▸ EXERCISE BRIEF
Type out the records that follow, exactly as given.

▸ PROVIDED DATA
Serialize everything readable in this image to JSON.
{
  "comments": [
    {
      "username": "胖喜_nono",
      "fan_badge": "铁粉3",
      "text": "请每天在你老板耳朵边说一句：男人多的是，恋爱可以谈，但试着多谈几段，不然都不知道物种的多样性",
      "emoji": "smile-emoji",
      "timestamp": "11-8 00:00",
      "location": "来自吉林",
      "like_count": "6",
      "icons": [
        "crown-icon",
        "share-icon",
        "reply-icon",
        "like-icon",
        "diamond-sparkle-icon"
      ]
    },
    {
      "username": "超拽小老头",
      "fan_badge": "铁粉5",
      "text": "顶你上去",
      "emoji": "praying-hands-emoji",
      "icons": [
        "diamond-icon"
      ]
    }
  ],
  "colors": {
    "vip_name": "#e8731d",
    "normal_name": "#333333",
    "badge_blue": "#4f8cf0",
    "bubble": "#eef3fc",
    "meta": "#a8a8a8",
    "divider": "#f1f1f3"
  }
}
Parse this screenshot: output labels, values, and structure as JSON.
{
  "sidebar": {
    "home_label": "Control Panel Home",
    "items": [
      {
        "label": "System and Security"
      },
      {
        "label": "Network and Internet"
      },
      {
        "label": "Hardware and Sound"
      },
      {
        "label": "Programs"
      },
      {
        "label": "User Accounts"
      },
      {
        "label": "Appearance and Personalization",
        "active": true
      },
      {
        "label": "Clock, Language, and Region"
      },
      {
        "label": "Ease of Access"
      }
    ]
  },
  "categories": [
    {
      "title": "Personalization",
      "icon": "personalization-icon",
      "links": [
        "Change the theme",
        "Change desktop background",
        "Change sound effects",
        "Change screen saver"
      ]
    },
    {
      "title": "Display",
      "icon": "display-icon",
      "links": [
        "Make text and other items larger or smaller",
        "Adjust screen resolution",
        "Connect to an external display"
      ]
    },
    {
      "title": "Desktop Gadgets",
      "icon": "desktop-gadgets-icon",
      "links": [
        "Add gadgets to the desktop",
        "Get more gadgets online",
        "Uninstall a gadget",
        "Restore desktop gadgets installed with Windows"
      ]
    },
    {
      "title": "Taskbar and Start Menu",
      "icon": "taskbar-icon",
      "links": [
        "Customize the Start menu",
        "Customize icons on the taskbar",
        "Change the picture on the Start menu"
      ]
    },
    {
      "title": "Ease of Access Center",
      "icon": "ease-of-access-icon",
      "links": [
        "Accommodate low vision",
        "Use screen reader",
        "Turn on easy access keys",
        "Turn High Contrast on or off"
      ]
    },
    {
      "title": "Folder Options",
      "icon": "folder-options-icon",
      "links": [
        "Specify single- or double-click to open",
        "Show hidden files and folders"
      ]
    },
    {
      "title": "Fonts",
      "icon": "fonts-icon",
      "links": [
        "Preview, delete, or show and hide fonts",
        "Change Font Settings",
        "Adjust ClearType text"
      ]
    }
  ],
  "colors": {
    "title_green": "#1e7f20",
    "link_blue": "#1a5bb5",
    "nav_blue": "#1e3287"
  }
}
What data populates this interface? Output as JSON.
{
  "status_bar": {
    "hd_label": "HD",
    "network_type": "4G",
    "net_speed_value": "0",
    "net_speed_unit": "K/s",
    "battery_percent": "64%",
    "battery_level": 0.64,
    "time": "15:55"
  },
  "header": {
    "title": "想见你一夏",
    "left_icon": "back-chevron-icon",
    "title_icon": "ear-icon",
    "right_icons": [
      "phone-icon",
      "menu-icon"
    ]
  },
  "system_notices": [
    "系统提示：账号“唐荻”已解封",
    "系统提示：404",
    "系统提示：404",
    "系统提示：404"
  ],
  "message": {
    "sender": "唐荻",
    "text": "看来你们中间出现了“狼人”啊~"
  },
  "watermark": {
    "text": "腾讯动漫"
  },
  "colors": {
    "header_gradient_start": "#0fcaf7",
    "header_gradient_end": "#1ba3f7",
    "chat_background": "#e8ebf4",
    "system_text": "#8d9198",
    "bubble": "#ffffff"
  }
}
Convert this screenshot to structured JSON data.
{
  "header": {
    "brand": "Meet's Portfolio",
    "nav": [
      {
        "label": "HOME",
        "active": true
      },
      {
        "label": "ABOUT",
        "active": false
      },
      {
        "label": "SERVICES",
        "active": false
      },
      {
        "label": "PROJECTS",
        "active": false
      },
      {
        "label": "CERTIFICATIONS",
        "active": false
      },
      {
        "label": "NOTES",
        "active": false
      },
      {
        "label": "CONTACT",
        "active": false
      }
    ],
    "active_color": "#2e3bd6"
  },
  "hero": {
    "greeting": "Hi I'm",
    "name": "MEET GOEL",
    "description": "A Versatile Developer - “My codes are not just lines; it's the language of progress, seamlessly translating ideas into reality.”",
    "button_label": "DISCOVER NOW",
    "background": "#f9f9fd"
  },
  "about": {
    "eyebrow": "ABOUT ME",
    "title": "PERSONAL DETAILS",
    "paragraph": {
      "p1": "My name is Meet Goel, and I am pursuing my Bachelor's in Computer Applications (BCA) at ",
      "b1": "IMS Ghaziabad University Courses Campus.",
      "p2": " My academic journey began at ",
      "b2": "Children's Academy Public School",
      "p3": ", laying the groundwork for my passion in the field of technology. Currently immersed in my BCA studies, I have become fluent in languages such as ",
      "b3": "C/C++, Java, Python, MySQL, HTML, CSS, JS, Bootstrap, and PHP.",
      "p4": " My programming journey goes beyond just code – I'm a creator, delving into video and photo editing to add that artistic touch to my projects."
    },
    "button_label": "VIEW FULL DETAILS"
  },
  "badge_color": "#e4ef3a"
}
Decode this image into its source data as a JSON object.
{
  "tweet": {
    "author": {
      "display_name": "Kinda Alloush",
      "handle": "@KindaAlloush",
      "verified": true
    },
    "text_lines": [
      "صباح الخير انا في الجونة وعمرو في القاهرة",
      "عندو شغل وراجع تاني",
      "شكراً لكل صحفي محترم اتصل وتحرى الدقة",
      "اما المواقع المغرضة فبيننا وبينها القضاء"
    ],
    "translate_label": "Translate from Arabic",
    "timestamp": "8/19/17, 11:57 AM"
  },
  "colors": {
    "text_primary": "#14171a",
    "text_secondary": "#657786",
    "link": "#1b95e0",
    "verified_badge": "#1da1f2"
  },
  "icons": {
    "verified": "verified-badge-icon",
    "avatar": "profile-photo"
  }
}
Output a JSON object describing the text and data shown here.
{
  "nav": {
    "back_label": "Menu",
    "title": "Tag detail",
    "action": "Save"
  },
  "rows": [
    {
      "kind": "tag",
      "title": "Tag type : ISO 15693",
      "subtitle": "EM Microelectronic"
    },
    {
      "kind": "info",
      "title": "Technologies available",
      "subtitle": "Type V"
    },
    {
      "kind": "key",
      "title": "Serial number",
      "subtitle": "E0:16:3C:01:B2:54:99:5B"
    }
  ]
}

▸ SOLUTION
Serialize everything readable in this image to JSON.
{
  "comments": [
    {
      "username": "胖喜_nono",
      "fan_badge": "铁粉3",
      "text": "请每天在你老板耳朵边说一句：男人多的是，恋爱可以谈，但试着多谈几段，不然都不知道物种的多样性",
      "emoji": "smile-emoji",
      "timestamp": "11-8 00:00",
      "location": "来自吉林",
      "like_count": "6",
      "icons": [
        "crown-icon",
        "share-icon",
        "reply-icon",
        "like-icon",
        "diamond-sparkle-icon"
      ]
    },
    {
      "username": "超拽小老头",
      "fan_badge": "铁粉5",
      "text": "顶你上去",
      "emoji": "praying-hands-emoji",
      "icons": [
        "diamond-icon"
      ]
    }
  ],
  "colors": {
    "vip_name": "#e8731d",
    "normal_name": "#333333",
    "badge_blue": "#4f8cf0",
    "bubble": "#eef3fc",
    "meta": "#a8a8a8",
    "divider": "#f1f1f3"
  }
}
Parse this screenshot: output labels, values, and structure as JSON.
{
  "sidebar": {
    "home_label": "Control Panel Home",
    "items": [
      {
        "label": "System and Security"
      },
      {
        "label": "Network and Internet"
      },
      {
        "label": "Hardware and Sound"
      },
      {
        "label": "Programs"
      },
      {
        "label": "User Accounts"
      },
      {
        "label": "Appearance and Personalization",
        "active": true
      },
      {
        "label": "Clock, Language, and Region"
      },
      {
        "label": "Ease of Access"
      }
    ]
  },
  "categories": [
    {
      "title": "Personalization",
      "icon": "personalization-icon",
      "links": [
        "Change the theme",
        "Change desktop background",
        "Change sound effects",
        "Change screen saver"
      ]
    },
    {
      "title": "Display",
      "icon": "display-icon",
      "links": [
        "Make text and other items larger or smaller",
        "Adjust screen resolution",
        "Connect to an external display"
      ]
    },
    {
      "title": "Desktop Gadgets",
      "icon": "desktop-gadgets-icon",
      "links": [
        "Add gadgets to the desktop",
        "Get more gadgets online",
        "Uninstall a gadget",
        "Restore desktop gadgets installed with Windows"
      ]
    },
    {
      "title": "Taskbar and Start Menu",
      "icon": "taskbar-icon",
      "links": [
        "Customize the Start menu",
        "Customize icons on the taskbar",
        "Change the picture on the Start menu"
      ]
    },
    {
      "title": "Ease of Access Center",
      "icon": "ease-of-access-icon",
      "links": [
        "Accommodate low vision",
        "Use screen reader",
        "Turn on easy access keys",
        "Turn High Contrast on or off"
      ]
    },
    {
      "title": "Folder Options",
      "icon": "folder-options-icon",
      "links": [
        "Specify single- or double-click to open",
        "Show hidden files and folders"
      ]
    },
    {
      "title": "Fonts",
      "icon": "fonts-icon",
      "links": [
        "Preview, delete, or show and hide fonts",
        "Change Font Settings",
        "Adjust ClearType text"
      ]
    }
  ],
  "colors": {
    "title_green": "#1e7f20",
    "link_blue": "#1a5bb5",
    "nav_blue": "#1e3287"
  }
}
What data populates this interface? Output as JSON.
{
  "status_bar": {
    "hd_label": "HD",
    "network_type": "4G",
    "net_speed_value": "0",
    "net_speed_unit": "K/s",
    "battery_percent": "64%",
    "battery_level": 0.64,
    "time": "15:55"
  },
  "header": {
    "title": "想见你一夏",
    "left_icon": "back-chevron-icon",
    "title_icon": "ear-icon",
    "right_icons": [
      "phone-icon",
      "menu-icon"
    ]
  },
  "system_notices": [
    "系统提示：账号“唐荻”已解封",
    "系统提示：404",
    "系统提示：404",
    "系统提示：404"
  ],
  "message": {
    "sender": "唐荻",
    "text": "看来你们中间出现了“狼人”啊~"
  },
  "watermark": {
    "text": "腾讯动漫"
  },
  "colors": {
    "header_gradient_start": "#0fcaf7",
    "header_gradient_end": "#1ba3f7",
    "chat_background": "#e8ebf4",
    "system_text": "#8d9198",
    "bubble": "#ffffff"
  }
}
Convert this screenshot to structured JSON data.
{
  "header": {
    "brand": "Meet's Portfolio",
    "nav": [
      {
        "label": "HOME",
        "active": true
      },
      {
        "label": "ABOUT",
        "active": false
      },
      {
        "label": "SERVICES",
        "active": false
      },
      {
        "label": "PROJECTS",
        "active": false
      },
      {
        "label": "CERTIFICATIONS",
        "active": false
      },
      {
        "label": "NOTES",
        "active": false
      },
      {
        "label": "CONTACT",
        "active": false
      }
    ],
    "active_color": "#2e3bd6"
  },
  "hero": {
    "greeting": "Hi I'm",
    "name": "MEET GOEL",
    "description": "A Versatile Developer - “My codes are not just lines; it's the language of progress, seamlessly translating ideas into reality.”",
    "button_label": "DISCOVER NOW",
    "background": "#f9f9fd"
  },
  "about": {
    "eyebrow": "ABOUT ME",
    "title": "PERSONAL DETAILS",
    "paragraph": {
      "p1": "My name is Meet Goel, and I am pursuing my Bachelor's in Computer Applications (BCA) at ",
      "b1": "IMS Ghaziabad University Courses Campus.",
      "p2": " My academic journey began at ",
      "b2": "Children's Academy Public School",
      "p3": ", laying the groundwork for my passion in the field of technology. Currently immersed in my BCA studies, I have become fluent in languages such as ",
      "b3": "C/C++, Java, Python, MySQL, HTML, CSS, JS, Bootstrap, and PHP.",
      "p4": " My programming journey goes beyond just code – I'm a creator, delving into video and photo editing to add that artistic touch to my projects."
    },
    "button_label": "VIEW FULL DETAILS"
  },
  "badge_color": "#e4ef3a"
}
Decode this image into its source data as a JSON object.
{
  "tweet": {
    "author": {
      "display_name": "Kinda Alloush",
      "handle": "@KindaAlloush",
      "verified": true
    },
    "text_lines": [
      "صباح الخير انا في الجونة وعمرو في القاهرة",
      "عندو شغل وراجع تاني",
      "شكراً لكل صحفي محترم اتصل وتحرى الدقة",
      "اما المواقع المغرضة فبيننا وبينها القضاء"
    ],
    "translate_label": "Translate from Arabic",
    "timestamp": "8/19/17, 11:57 AM"
  },
  "colors": {
    "text_primary": "#14171a",
    "text_secondary": "#657786",
    "link": "#1b95e0",
    "verified_badge": "#1da1f2"
  },
  "icons": {
    "verified": "verified-badge-icon",
    "avatar": "profile-photo"
  }
}
Output a JSON object describing the text and data shown here.
{
  "nav": {
    "back_label": "Menu",
    "title": "Tag detail",
    "action": "Save"
  },
  "rows": [
    {
      "kind": "tag",
      "title": "Tag type : ISO 15693",
      "subtitle": "EM Microelectronic"
    },
    {
      "kind": "info",
      "title": "Technologies available",
      "subtitle": "Type V"
    },
    {
      "kind": "key",
      "title": "Serial number",
      "subtitle": "E0:16:3C:01:B2:54:99:5B"
    }
  ]
}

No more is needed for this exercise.